- If you’re visiting Kos on a sailing boat, you can base yourself at the modern marina at the eastern edge of the town. Its facilities are excellent.
- You’ll enjoy the beautiful coastline of Kos all year round, but swimming and sunbathing are best from May to October.
- May-June and September-October are the best and quietest months to visit.
- If you do visit in July-August, it’s best to go to the more popular beaches in early morning or late afternoon when it’s cooler and quieter.
- All boat trips are dependent on weather conditions
- How long you spend on each beach and your boat trip generally is up to you.
- If you visit all (or most of) the beaches, it’s a full day trip.
- If you have your own boat, you’ll most likely want to spread the experience over a number of days.
- Most beaches in Kos have facilities and services (from sunbeds and umbrellas to beach bars and tavernas) and many have water sports.

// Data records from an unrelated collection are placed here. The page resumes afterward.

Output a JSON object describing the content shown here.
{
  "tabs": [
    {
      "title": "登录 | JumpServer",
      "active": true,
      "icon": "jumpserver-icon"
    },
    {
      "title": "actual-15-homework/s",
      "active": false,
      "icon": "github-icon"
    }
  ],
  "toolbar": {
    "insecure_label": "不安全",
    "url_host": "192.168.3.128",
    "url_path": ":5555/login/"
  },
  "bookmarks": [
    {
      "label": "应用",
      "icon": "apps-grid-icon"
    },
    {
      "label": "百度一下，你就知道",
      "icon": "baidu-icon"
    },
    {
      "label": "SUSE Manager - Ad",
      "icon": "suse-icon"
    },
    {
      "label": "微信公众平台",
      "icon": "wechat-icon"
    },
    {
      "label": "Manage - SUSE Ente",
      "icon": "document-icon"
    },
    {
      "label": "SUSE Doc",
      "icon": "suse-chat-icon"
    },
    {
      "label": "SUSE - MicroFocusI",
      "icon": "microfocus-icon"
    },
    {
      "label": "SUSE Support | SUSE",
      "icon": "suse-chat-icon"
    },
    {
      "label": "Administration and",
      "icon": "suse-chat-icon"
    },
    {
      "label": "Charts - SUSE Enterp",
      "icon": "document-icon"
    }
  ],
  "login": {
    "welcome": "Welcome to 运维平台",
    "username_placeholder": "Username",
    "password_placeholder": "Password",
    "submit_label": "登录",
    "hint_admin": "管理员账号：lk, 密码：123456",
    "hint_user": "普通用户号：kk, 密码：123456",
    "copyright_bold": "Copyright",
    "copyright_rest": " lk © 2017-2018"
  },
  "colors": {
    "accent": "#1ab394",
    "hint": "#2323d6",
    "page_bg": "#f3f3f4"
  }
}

- If you want to explore the more remote beaches and bays, make sure you bring with you everything you need to enjoy a day in the sun: